_The problem_.
Please work out how many lines in the entries below include the string "this", and reply with the number alone.

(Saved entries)
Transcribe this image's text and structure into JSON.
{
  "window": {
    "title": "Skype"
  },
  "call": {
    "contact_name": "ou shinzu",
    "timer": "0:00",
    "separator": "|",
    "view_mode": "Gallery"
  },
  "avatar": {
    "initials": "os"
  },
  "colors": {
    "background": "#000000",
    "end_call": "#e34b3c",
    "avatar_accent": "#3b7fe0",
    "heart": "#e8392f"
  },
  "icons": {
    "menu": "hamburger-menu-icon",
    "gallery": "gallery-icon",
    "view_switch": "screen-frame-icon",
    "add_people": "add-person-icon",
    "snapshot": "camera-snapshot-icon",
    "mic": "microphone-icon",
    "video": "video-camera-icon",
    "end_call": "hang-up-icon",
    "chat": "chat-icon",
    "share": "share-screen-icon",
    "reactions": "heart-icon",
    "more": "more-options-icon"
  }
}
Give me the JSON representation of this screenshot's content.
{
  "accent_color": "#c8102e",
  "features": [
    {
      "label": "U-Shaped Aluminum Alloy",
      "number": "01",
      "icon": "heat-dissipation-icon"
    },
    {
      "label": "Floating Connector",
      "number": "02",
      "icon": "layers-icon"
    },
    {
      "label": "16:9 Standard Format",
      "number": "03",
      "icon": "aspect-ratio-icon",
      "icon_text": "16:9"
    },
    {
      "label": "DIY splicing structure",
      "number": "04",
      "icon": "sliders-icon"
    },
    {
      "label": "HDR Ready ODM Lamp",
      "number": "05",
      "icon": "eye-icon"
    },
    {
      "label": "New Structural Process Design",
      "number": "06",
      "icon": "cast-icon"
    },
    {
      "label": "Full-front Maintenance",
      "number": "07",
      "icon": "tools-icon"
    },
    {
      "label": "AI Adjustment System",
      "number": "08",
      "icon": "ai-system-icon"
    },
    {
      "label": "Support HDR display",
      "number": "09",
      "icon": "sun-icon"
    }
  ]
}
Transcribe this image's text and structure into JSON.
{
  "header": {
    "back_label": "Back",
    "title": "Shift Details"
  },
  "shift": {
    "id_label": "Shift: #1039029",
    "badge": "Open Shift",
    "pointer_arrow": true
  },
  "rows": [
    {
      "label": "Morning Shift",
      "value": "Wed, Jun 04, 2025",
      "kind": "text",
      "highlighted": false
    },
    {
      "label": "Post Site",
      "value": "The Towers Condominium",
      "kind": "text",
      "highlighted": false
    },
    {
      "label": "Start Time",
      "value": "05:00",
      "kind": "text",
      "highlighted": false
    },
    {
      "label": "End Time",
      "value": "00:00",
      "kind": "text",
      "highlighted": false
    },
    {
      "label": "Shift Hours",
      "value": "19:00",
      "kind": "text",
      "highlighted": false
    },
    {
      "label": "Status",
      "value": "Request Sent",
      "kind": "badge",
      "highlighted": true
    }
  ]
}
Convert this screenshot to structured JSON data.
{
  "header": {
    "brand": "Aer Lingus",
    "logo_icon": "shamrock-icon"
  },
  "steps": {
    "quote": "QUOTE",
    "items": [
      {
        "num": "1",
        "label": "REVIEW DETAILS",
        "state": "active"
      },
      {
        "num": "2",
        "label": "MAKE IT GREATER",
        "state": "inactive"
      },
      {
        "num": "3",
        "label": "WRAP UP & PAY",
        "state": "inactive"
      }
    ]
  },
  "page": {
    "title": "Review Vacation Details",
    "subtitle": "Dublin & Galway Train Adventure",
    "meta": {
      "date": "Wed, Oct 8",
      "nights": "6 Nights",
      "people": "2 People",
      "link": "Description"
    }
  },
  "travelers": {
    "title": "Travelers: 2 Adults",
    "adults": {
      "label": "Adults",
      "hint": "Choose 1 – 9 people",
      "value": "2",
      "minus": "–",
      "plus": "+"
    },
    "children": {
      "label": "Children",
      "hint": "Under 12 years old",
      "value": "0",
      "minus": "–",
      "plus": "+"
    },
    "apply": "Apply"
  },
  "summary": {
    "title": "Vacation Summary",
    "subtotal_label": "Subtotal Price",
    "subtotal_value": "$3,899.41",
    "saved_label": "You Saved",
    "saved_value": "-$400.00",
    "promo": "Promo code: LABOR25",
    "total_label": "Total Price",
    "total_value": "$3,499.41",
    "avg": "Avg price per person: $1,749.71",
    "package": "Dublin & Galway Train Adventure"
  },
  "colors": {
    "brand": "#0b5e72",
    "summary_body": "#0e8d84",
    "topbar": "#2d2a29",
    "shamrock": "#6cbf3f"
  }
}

_Output_.
4